A Great Place to Live and Work
Bryan residents enjoy a high quality of life. Highly rated public schools and many private schools provide educational options, and numerous active home-schooling networks. When those young scholars are ready for college, a first class education at Texas A&M University is close by. Thriving growth fuels job opportunities and a makes the area a good place to start a business. Bryan has retained its small-town charm within its twin-city status with College Station and offers easy access to big city offerings of Dallas, Houston, Austin, and San Antonio. Even with all these plus factors the cost of living here is low overall. The low crime rate makes it one of the safest cities.

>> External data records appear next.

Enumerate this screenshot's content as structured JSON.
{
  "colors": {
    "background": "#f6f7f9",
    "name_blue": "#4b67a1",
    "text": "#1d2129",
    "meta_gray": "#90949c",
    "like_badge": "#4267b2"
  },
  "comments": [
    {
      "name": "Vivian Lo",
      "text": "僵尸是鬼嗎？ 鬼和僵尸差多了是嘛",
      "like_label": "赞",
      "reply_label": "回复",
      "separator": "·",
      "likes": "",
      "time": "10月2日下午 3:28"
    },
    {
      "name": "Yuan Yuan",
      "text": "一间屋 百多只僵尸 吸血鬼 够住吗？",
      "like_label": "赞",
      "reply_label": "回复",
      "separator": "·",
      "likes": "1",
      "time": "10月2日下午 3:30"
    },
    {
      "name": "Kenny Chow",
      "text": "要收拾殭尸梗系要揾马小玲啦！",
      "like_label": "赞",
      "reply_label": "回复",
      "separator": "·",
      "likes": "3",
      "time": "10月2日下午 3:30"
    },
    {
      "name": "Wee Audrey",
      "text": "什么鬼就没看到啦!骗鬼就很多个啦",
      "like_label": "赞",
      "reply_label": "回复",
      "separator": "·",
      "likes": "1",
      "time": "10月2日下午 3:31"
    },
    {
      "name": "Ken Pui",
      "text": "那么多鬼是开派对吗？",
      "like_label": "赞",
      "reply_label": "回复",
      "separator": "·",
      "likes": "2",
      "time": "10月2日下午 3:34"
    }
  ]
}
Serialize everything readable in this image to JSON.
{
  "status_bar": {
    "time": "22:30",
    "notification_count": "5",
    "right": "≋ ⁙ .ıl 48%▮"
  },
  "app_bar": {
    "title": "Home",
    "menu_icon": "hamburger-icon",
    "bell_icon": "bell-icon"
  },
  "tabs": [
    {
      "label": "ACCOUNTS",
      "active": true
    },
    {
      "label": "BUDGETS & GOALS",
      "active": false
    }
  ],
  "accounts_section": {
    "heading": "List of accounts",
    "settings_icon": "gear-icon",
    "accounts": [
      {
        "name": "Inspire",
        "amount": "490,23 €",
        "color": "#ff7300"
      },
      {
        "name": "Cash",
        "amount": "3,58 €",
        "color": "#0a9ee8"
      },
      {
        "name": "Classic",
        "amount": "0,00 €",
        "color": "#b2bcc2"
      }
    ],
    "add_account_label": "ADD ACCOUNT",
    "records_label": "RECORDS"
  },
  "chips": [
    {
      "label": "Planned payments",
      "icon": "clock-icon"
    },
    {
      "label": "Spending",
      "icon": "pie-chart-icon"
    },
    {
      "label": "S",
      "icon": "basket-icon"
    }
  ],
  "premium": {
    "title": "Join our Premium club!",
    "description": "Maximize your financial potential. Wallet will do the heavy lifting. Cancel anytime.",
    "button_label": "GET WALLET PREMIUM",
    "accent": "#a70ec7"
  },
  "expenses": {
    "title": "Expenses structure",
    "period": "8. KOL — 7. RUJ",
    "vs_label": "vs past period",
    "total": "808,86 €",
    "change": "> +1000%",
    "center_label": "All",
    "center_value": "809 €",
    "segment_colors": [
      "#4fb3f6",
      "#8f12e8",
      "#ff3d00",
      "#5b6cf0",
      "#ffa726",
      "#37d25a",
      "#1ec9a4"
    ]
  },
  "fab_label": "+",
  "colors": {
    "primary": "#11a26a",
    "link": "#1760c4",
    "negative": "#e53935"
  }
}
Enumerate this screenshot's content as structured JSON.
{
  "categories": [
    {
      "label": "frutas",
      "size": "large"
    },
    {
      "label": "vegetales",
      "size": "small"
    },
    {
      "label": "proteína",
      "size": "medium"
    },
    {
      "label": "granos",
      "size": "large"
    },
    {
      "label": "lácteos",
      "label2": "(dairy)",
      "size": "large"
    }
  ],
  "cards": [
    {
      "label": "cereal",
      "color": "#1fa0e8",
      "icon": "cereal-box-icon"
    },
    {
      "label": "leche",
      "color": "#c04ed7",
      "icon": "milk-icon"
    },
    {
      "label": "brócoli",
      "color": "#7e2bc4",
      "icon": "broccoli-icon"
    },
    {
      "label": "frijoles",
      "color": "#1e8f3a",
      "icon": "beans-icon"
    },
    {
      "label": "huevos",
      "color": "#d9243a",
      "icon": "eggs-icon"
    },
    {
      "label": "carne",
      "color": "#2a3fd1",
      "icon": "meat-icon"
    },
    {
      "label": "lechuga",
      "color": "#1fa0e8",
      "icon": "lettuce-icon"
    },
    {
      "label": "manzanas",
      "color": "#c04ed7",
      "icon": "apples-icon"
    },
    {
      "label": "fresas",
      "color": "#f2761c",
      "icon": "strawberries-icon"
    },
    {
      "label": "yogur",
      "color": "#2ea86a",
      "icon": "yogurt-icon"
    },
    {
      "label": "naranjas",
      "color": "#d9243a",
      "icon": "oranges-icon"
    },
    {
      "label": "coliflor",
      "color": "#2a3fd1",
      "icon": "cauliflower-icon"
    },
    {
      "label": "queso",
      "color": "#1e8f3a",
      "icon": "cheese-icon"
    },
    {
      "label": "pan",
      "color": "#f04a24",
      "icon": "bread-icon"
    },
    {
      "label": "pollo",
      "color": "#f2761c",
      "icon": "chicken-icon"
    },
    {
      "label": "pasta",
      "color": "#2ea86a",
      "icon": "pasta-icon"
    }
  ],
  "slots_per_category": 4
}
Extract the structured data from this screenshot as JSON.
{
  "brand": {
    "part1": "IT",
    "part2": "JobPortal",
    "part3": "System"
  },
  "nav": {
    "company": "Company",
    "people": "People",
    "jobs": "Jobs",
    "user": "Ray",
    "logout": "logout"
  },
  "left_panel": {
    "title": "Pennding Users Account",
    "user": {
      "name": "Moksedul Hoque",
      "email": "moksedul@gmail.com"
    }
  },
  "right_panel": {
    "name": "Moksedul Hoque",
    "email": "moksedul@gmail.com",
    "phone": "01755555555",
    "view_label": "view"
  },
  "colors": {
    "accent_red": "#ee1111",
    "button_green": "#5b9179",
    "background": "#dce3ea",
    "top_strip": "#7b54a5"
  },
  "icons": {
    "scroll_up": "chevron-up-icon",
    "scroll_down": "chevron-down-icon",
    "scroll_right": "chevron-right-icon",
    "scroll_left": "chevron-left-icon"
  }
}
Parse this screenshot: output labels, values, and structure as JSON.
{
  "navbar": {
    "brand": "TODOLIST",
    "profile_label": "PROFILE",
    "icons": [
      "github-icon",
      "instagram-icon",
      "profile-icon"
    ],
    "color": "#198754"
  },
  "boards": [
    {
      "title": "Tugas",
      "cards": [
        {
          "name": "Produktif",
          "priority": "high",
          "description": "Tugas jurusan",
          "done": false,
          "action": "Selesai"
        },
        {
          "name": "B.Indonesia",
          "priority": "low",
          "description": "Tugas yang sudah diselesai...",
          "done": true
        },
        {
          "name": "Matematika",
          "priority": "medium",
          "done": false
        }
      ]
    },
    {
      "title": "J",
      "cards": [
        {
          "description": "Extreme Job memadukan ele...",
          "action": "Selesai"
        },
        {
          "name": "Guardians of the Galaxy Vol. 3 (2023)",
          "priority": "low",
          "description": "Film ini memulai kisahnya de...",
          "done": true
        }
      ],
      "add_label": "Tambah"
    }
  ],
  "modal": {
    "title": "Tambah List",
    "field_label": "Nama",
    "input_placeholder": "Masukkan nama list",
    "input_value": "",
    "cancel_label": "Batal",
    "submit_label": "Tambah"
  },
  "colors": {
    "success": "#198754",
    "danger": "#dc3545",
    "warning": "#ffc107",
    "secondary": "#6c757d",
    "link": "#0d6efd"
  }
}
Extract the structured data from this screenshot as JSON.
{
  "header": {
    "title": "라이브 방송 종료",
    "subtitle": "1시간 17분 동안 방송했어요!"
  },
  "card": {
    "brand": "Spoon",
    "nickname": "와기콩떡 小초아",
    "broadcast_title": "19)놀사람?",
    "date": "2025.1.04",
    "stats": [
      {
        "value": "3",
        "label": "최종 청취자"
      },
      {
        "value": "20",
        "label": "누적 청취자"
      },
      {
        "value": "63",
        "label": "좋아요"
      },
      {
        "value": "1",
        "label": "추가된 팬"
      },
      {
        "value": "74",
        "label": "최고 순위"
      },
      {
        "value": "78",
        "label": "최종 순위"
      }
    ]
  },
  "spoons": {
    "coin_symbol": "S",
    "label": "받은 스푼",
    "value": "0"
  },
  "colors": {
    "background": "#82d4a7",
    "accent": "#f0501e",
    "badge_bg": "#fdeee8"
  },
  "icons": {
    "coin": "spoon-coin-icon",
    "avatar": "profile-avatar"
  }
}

Several hospitals and clinics keep you in good hands with high quality healthcare. Plentiful recreational options give you and your family all the activity one could want. Many nearby lakes, parks, town parks, golf courses, swimming pools, activities at nearby Texas A&M University, several art centers and museums, dining selections from traditional small-town diners, cafes, to Texas B-B-Q, to fancier restaurants, all with Texas hospitality to give you fun choices among friendly people. And put First Friday in downtown Bryan on your calendar.